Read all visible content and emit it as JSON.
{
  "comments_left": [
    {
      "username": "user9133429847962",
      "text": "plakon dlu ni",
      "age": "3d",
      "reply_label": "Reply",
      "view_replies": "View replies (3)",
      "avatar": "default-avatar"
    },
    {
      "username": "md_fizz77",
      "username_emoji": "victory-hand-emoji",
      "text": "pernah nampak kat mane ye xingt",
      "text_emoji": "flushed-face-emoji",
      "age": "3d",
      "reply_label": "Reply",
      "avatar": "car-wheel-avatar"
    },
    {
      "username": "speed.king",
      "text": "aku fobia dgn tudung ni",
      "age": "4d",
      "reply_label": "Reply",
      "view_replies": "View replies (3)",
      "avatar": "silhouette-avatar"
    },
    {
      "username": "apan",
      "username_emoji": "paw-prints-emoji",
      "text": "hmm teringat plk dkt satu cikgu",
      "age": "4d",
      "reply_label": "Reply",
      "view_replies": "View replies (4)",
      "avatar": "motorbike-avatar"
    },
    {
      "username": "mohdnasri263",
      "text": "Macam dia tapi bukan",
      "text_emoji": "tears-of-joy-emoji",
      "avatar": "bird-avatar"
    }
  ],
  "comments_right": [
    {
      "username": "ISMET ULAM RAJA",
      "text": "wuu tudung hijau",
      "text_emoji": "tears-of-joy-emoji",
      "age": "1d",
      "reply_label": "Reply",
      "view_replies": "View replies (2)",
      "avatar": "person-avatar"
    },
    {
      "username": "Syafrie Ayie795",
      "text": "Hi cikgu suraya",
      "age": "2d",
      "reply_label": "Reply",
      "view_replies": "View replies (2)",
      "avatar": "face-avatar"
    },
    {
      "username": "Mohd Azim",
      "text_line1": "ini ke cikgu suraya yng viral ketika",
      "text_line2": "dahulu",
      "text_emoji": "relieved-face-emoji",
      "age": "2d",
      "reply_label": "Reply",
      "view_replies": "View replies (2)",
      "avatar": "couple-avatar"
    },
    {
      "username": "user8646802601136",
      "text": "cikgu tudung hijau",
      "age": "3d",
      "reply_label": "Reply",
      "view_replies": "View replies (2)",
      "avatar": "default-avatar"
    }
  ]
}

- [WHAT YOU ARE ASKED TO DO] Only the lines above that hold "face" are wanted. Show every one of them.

- [SOLUTION]
      "text_emoji": "flushed-face-emoji",
      "avatar": "face-avatar"
      "text_emoji": "relieved-face-emoji",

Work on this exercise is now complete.